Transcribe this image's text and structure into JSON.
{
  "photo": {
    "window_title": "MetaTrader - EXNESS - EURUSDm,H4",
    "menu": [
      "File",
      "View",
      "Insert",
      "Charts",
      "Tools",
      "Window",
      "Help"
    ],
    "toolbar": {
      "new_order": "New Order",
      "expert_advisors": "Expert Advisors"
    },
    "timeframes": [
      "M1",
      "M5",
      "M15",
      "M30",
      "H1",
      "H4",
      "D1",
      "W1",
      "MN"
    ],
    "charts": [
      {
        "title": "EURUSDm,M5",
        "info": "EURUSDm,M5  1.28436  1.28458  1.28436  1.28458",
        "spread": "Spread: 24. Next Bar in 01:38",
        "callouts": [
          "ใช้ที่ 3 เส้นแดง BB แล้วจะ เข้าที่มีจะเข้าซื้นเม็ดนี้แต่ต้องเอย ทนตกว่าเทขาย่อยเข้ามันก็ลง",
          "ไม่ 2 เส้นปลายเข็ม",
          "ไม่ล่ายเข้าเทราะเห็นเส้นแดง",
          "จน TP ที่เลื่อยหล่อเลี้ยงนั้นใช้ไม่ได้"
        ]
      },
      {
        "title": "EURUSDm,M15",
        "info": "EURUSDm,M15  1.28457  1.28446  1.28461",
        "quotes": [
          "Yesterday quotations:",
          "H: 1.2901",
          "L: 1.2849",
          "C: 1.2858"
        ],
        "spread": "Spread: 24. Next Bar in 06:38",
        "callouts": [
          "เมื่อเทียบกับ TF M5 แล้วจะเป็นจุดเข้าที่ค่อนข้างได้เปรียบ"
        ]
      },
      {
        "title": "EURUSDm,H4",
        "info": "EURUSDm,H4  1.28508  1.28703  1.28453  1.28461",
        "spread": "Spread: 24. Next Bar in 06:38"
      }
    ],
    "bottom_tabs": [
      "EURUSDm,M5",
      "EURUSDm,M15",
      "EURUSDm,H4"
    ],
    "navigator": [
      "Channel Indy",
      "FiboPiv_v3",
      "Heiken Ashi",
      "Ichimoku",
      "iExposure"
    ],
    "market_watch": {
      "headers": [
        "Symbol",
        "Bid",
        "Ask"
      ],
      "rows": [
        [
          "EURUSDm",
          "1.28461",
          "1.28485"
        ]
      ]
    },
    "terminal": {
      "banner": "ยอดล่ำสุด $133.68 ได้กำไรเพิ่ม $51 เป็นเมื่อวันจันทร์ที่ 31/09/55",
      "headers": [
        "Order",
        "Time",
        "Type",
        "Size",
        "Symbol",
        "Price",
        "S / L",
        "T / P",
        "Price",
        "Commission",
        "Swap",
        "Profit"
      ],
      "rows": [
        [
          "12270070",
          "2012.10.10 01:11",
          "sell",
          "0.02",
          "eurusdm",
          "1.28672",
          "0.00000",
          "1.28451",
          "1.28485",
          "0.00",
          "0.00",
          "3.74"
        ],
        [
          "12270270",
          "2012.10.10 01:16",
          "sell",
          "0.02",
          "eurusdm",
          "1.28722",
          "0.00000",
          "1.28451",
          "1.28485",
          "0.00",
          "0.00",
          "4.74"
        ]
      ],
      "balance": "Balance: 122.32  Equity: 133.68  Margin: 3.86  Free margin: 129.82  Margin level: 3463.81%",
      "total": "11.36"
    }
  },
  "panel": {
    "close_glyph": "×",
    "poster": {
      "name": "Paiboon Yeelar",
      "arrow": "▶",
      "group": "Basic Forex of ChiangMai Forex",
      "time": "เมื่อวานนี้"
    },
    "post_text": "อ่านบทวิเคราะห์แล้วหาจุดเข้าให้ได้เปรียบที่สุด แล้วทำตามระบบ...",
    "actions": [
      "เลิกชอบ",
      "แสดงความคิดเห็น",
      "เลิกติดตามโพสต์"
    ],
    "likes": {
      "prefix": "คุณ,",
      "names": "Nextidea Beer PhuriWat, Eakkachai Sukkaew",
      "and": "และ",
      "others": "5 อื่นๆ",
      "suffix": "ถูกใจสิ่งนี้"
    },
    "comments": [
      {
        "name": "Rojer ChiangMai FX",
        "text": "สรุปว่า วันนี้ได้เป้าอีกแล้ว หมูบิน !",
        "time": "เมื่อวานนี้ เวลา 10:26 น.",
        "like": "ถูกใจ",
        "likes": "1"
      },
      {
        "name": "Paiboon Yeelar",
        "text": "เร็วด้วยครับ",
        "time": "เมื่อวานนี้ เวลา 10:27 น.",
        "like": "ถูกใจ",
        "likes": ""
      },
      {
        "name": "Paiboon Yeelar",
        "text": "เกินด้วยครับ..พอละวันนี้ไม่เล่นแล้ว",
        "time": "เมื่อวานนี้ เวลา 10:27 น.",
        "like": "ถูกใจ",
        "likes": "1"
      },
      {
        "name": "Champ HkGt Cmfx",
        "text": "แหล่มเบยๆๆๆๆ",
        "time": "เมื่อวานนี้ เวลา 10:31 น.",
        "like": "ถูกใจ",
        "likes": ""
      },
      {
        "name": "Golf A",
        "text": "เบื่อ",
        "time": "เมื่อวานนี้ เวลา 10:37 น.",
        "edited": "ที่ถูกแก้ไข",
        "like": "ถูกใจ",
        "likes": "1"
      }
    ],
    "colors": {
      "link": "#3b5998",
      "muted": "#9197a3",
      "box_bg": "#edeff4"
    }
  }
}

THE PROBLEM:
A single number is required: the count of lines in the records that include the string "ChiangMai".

EXERCISE RESULT:
2